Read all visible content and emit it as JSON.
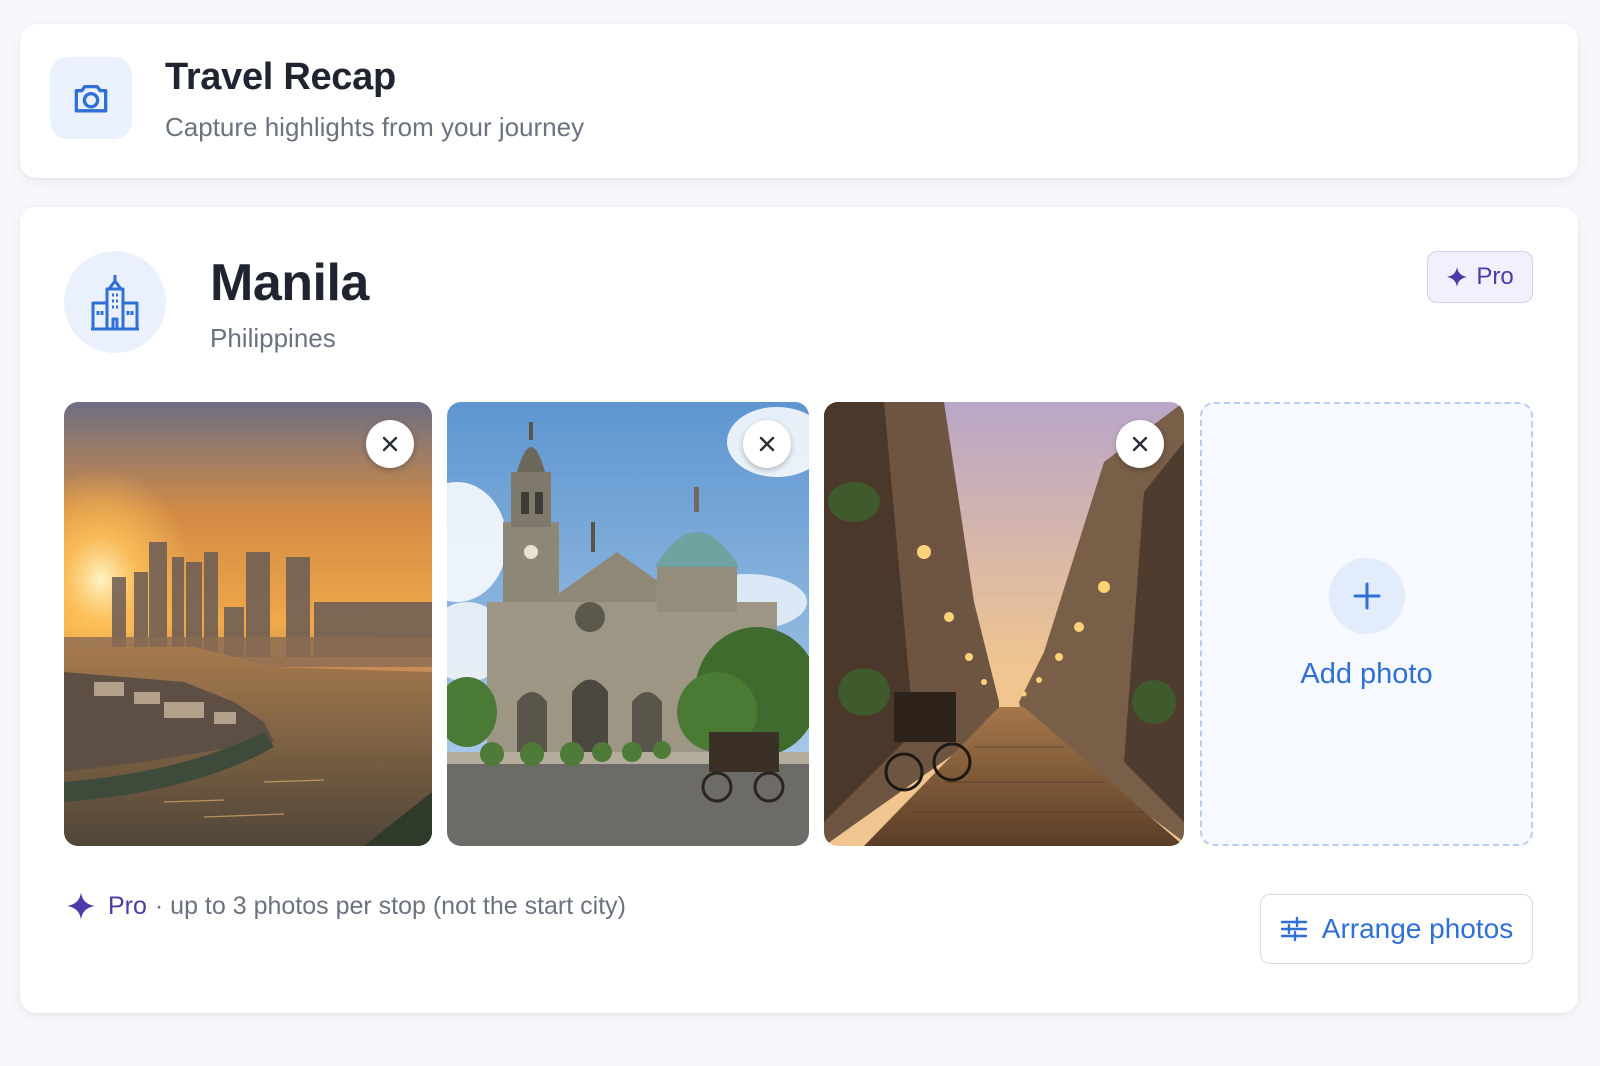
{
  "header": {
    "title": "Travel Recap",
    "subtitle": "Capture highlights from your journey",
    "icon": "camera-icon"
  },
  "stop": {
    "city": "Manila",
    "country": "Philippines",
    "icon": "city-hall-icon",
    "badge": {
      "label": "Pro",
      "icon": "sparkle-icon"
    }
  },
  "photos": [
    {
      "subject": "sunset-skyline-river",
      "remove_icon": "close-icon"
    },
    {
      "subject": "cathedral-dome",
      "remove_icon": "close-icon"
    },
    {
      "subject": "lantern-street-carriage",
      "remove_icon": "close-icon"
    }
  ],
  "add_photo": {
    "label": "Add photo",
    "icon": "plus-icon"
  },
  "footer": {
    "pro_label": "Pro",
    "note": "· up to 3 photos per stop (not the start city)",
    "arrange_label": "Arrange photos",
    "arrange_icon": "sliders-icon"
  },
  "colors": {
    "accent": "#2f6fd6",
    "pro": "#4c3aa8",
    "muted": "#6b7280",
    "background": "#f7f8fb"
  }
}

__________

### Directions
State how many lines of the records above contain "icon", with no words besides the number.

### Result for this exercise
8